§ **WHAT TO WORK ON**
In the records below, find each line with the word "title" and copy it.

(Interface dataset entries)
=-=-=
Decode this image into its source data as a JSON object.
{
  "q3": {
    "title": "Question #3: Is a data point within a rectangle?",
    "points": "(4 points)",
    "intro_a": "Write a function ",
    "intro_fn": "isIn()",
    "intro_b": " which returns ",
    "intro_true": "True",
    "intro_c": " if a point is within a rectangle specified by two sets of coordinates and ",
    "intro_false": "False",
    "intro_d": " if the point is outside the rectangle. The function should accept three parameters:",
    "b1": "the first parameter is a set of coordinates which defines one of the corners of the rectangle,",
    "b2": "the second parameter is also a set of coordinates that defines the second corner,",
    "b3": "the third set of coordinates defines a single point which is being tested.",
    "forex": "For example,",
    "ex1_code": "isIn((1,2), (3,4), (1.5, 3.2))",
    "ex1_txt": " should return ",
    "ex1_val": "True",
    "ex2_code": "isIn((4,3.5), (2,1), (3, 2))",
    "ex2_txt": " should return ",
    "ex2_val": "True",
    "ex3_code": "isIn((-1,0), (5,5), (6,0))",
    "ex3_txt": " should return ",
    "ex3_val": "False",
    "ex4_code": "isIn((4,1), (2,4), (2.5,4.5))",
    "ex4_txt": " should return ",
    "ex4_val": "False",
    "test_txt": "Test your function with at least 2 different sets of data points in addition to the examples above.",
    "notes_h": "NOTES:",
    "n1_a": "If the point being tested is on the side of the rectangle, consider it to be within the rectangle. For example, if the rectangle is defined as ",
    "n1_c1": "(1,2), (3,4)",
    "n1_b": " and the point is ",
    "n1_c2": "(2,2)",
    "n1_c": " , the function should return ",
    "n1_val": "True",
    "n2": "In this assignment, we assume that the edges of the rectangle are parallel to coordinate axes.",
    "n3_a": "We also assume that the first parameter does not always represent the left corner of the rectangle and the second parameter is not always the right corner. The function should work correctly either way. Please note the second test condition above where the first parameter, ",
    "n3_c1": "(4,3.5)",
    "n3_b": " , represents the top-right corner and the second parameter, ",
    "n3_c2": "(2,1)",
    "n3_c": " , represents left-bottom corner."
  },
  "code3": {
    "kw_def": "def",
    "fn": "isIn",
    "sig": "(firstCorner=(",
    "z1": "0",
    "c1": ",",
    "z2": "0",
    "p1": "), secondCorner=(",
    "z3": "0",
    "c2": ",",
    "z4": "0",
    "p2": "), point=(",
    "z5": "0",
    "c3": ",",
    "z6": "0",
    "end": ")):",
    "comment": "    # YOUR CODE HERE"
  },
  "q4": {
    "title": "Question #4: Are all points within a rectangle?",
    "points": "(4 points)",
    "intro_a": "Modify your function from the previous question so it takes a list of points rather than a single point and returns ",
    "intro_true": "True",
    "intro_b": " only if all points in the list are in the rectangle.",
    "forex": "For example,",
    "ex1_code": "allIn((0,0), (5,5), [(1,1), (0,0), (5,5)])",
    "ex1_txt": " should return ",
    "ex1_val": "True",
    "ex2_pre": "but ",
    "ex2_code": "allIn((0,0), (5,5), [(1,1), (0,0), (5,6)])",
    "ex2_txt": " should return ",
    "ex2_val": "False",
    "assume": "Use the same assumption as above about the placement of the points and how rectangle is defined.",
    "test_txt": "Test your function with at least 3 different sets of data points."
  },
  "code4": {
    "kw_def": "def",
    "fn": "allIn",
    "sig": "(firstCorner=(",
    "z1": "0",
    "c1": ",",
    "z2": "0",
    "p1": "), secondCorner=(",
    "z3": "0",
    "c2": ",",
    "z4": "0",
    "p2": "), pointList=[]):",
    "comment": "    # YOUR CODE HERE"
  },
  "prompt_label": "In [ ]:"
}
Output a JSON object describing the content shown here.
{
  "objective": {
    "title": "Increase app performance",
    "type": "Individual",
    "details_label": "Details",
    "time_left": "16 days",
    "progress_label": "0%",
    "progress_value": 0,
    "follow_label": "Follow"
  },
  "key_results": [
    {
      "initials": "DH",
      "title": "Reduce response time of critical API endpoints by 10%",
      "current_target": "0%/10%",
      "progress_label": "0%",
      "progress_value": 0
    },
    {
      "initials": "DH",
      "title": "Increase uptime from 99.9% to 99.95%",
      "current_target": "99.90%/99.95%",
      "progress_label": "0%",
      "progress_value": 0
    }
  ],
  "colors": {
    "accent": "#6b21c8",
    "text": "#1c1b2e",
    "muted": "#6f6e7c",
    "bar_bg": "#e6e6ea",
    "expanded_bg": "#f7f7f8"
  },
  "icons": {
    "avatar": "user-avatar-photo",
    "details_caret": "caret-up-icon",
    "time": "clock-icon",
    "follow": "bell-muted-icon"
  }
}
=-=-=
§ **SOLUTION BELOW**
    "title": "Question #3: Is a data point within a rectangle?",
    "title": "Question #4: Are all points within a rectangle?",
    "title": "Increase app performance",
      "title": "Reduce response time of critical API endpoints by 10%",
      "title": "Increase uptime from 99.9% to 99.95%",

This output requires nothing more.